I think those are real and significant differences. I also think there were clearly rough and cold relations between the two countries for at least the first three years of the Obama administration, and I don’t think any fair observer can claim otherwise.
To what do you attribute the administration’s colder attitude toward Israel?
I don’t know. [Political pundit] Peter Beinart argues that Obama didn’t really know a lot about Israel growing up in Indonesia and Hawaii, and that his first real education on Israel came from some very liberal Jews in Chicago. That’s one theory.
Another theory is that he came to the White House and thought he was going to reset relations with the whole world. He thought if he was colder toward Israel, the Arab world would be warmer towards us.
In your upcoming book, What Washington Read, Eisenhower Watched, and Obama Tweeted, you write that Obama is unusually well versed in pop culture. Can you elaborate?
He watched a lot of television growing up and continues to watch television to an extent that I think is unusual for a president. “ESPN SportsCenter” is one of his favorite shows. He also likes “The Wire”; “Modern Family,” which he watches with Michelle; “Homeland”; “Boardwalk Empire”; and “Mad Men.” So he does watch a lot of TV.
I’m not a prude about pop culture. But I also think there are great ideas that have created our civilization that our founders were immersed in – great ideas about what leads to good government and the proper role of government in society. I think we as a nation benefited from the founders’ immersion in those ideas, and I think presidents should at least take some time to focus on these issues as well.
Your first book, Intellectuals and the American Presidency, was published in 2002 and hence obviously did not include anything on Obama. If you had to add an Obama chapter to that book, what would be in it?
Well, I effectively did add an Obama chapter. I wrote a long article for National Affairs about Bush and Obama. I argued that Bush tried really hard – he read a great deal – to reach out to intellectuals, but no matter what he did he couldn’t quite get their approval. Obama, on the other hand, doesn’t even seem to try that hard. As I said, he watches a lot of TV and there are some indications that he doesn’t read as much as his fans suggest he does. He was once asked what he was reading and he said he barely has time to floss and watch SportsCenter. Nevertheless, the intellectuals seem to fall all over him and praise him at every opportunity.
You worked in government for 12 years, Jack Lew is currently Obama’s chief of staff, Joseph Lieberman has been a U.S. senator for 24 years…. Are we seeing more Orthodox Jews than ever before in government?
It’s hard to [know for sure], but I think there are more doors open for Orthodox Jews in politics than ever before and you see them appearing in senior positions.
Is that good, bad, significant, insignificant…?
I think it’s a good thing. I think it’s good for the Orthodox community to have its perspectives heard and that people don’t just see Jews as a secular community. I also think it’s good for America. Folding in different voices and perspectives is one of our strengths, so I want to see that continue.

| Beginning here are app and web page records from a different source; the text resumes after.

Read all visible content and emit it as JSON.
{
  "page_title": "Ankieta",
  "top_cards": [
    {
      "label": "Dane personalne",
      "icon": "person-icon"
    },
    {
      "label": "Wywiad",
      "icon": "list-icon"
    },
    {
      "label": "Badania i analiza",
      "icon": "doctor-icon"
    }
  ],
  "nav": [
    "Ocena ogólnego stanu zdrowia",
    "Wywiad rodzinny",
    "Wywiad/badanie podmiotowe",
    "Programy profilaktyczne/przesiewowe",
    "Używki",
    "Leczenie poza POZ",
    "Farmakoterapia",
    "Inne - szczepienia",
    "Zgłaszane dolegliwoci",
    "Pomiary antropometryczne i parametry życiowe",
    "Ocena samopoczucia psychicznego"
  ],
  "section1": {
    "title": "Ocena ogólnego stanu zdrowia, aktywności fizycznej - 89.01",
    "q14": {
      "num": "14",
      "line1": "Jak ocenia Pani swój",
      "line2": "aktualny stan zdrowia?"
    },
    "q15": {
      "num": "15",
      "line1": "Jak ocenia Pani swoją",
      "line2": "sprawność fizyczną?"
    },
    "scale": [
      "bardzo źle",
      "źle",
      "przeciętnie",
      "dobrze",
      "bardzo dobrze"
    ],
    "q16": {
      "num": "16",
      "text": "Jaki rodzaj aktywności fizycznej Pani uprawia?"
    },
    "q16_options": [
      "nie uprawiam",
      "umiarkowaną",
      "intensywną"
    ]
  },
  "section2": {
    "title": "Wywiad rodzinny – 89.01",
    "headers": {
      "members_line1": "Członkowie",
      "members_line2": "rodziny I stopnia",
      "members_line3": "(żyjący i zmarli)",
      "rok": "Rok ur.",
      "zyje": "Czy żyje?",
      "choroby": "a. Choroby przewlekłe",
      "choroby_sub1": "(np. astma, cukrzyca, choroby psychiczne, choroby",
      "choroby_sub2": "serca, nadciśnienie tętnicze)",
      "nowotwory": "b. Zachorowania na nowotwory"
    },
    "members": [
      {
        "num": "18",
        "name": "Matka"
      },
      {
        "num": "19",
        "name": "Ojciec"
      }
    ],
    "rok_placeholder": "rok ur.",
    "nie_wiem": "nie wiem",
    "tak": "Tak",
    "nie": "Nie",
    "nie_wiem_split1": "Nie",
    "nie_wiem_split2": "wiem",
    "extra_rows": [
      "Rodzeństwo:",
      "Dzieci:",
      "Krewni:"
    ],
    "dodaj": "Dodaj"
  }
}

Was your Orthodox observance ever an issue in your years in government?
There were times I couldn’t work because of Shabbat or holidays, but for the most part I found people very accommodating….
When I worked in the White House, I had to be at work at such an early time that I couldn’t daven at home, so I had to daven in the White House with my tefillin. A couple of times people walked in on me, but that’s fine.
So yeah, when you’re an observant Jew, it’s always an issue to some extent in that it’s a daily part of your life, but it was never a deterrent or an obstacle.
Fifty years ago, Orthodox Jews generally did not wear yarmulkes at work. Today, most do. What was your practice while working for Bush and Romney?